I apparently decided to visit on the hottest day of the year...the tram wasn't running, so I did my own solo driving tour.  This worked out well as I could climb the steps up the 72 ft mound, (the original height of 100 ft. has been lowered due to natural erosion) not once, but twice (I forgot Betty the Bullhorn in the car...)

The path to the top of the Bird Mound

View from the top, looking over one of the 'wings'

Bird's eye view of the sky

The trees have been cut down from this mound in order to preserve it from further erosion.  But plenty remain on the grounds.

The exact purposes of the mounds are not known.  The Bird Mound is thought to be a temple mound.  It certainly is impressive given the fact that only baskets were used to transport the dirt to create this large structure.  It speaks to the strength and spirit of the culture.  I thoroughly enjoyed this site and look forward to returning if only just to soak in a little more of its spirit...but now off to more enchanting places...

The view from the road to Transylvania pretty much looks like this:

LOTS of corn fields.

 I did have a photographic angle for Transylvania - the famed (yes, famed) water tower, with the bat on it..

The Post Office:

and anything with the town name on it:

(Okay, the school was kinda creepy and cliche - i could sooo see Dracula going to school here as a youngster.)

But I nearly slammed on my questionable brakes when I saw this:

Ancient Mounds?  In Transylvania?  Of course there are.  They were built around 1400 A.D. according to the marker.  I shouldn't be surprised, Louisiana has nearly 700 mound sites, most of which sit on private land, like the ones here in Transylvania.  It was more of a pleasant surprise.    One that, in keeping with the theme of this trip, keeps me inspired.

I could tell more stories of Transylvania, like how I kept getting chased off the road by this giant tractor-bat thing, but I think some stories are meant to be sung....

 

**The few facts I list here about Poverty Point come from its Welcome Center which houses artifacts such as stone tools, earthen cookware, and beads.

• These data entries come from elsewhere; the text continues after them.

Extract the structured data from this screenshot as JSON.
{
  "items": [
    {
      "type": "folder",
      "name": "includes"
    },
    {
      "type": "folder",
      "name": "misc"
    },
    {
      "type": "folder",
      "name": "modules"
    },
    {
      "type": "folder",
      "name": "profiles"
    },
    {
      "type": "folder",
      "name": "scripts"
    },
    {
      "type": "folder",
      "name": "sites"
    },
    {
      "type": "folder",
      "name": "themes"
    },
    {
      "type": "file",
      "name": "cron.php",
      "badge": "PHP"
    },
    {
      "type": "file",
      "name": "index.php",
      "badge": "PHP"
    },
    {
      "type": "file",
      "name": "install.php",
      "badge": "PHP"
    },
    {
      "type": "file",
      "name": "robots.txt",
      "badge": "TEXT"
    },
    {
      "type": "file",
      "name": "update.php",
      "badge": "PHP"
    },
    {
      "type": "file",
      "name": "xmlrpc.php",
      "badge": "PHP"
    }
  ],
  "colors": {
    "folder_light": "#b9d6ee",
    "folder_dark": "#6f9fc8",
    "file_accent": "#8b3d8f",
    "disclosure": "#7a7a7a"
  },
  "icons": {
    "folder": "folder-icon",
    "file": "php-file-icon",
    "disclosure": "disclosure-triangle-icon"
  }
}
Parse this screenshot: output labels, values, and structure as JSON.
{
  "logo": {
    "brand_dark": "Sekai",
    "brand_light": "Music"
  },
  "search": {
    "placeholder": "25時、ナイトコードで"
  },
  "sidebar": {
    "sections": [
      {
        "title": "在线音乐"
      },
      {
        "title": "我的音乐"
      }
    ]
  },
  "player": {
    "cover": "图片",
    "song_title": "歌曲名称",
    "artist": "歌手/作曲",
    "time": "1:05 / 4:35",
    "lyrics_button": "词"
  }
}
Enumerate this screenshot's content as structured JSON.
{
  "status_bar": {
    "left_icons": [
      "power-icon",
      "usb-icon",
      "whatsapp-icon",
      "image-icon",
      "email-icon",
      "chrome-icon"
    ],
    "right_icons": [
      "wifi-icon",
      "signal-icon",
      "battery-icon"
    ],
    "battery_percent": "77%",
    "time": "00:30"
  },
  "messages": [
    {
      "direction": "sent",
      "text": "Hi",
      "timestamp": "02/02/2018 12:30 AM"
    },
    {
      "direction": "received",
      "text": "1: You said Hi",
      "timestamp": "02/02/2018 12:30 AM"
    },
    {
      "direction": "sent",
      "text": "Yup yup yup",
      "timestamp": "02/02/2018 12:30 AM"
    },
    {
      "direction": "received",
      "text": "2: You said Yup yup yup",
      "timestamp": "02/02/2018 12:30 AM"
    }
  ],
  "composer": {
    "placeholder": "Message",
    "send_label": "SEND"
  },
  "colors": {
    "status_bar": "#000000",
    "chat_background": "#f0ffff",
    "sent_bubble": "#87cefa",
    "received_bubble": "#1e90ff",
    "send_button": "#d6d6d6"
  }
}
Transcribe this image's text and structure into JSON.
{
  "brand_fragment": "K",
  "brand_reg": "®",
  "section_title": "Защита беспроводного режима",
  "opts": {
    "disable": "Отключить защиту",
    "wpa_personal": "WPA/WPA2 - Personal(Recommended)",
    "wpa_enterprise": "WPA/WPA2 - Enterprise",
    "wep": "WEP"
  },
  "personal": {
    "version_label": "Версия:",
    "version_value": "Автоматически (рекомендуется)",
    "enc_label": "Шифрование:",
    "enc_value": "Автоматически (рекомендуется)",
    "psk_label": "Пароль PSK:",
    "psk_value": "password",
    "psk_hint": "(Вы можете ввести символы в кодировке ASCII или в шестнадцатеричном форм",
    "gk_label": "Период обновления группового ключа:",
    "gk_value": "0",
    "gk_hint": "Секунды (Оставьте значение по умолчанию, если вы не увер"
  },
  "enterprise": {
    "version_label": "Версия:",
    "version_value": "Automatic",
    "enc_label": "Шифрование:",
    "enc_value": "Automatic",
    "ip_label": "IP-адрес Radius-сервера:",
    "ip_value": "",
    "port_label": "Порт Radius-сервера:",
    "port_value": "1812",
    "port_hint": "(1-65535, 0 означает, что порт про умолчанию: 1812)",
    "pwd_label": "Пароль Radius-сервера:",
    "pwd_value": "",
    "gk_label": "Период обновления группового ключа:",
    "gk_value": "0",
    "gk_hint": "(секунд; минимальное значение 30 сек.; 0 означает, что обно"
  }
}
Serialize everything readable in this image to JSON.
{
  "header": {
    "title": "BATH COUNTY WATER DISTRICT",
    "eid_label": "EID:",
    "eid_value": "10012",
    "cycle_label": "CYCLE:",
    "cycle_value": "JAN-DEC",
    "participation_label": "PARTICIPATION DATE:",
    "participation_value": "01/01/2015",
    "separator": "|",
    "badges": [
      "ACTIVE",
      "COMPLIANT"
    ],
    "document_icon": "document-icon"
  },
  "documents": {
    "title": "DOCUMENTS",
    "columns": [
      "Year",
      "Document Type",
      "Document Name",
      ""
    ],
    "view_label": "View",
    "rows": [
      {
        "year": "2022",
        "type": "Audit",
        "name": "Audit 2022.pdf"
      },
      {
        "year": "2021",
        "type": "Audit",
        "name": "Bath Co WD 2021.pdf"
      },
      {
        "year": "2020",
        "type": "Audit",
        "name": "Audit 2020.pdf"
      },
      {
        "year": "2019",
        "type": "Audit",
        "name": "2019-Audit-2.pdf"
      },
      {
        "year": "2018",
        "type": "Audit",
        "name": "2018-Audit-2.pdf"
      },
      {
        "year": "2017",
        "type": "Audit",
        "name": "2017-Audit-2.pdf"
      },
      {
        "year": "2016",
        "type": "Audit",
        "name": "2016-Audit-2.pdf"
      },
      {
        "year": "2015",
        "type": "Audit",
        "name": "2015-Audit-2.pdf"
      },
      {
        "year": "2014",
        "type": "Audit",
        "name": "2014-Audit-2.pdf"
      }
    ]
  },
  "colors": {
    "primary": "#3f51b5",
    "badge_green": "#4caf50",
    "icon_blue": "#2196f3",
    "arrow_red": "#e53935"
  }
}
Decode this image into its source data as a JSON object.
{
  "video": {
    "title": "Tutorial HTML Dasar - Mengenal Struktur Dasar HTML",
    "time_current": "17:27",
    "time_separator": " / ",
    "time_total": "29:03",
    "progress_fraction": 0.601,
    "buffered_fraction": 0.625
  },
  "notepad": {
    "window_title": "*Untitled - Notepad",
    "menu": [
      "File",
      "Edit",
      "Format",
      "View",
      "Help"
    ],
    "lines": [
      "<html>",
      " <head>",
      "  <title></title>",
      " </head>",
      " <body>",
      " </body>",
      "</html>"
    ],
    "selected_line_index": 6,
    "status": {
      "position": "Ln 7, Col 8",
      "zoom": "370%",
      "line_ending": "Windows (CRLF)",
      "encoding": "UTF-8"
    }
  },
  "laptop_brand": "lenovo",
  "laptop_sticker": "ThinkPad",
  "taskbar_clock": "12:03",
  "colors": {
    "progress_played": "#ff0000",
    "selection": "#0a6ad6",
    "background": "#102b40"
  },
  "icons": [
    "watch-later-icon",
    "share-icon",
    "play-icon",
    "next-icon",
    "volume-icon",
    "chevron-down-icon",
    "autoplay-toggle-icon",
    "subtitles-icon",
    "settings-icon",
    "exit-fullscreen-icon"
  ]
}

It also illustrates the speculations and facts of its history.  Well worth a visit! **